■ Task instructions:
Your response should contain every record below, copied exactly.

Segment Start: Given entries

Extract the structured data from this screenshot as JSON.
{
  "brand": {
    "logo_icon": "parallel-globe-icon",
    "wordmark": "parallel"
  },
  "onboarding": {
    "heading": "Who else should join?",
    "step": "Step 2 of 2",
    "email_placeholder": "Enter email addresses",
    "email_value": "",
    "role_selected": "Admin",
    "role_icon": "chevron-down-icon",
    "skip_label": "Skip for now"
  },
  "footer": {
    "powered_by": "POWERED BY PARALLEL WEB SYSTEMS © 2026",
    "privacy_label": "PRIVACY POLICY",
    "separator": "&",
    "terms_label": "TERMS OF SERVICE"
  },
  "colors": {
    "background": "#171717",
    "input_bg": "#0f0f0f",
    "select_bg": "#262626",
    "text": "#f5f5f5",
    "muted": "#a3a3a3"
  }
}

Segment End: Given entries

■ Answer:
Extract the structured data from this screenshot as JSON.
{
  "brand": {
    "logo_icon": "parallel-globe-icon",
    "wordmark": "parallel"
  },
  "onboarding": {
    "heading": "Who else should join?",
    "step": "Step 2 of 2",
    "email_placeholder": "Enter email addresses",
    "email_value": "",
    "role_selected": "Admin",
    "role_icon": "chevron-down-icon",
    "skip_label": "Skip for now"
  },
  "footer": {
    "powered_by": "POWERED BY PARALLEL WEB SYSTEMS © 2026",
    "privacy_label": "PRIVACY POLICY",
    "separator": "&",
    "terms_label": "TERMS OF SERVICE"
  },
  "colors": {
    "background": "#171717",
    "input_bg": "#0f0f0f",
    "select_bg": "#262626",
    "text": "#f5f5f5",
    "muted": "#a3a3a3"
  }
}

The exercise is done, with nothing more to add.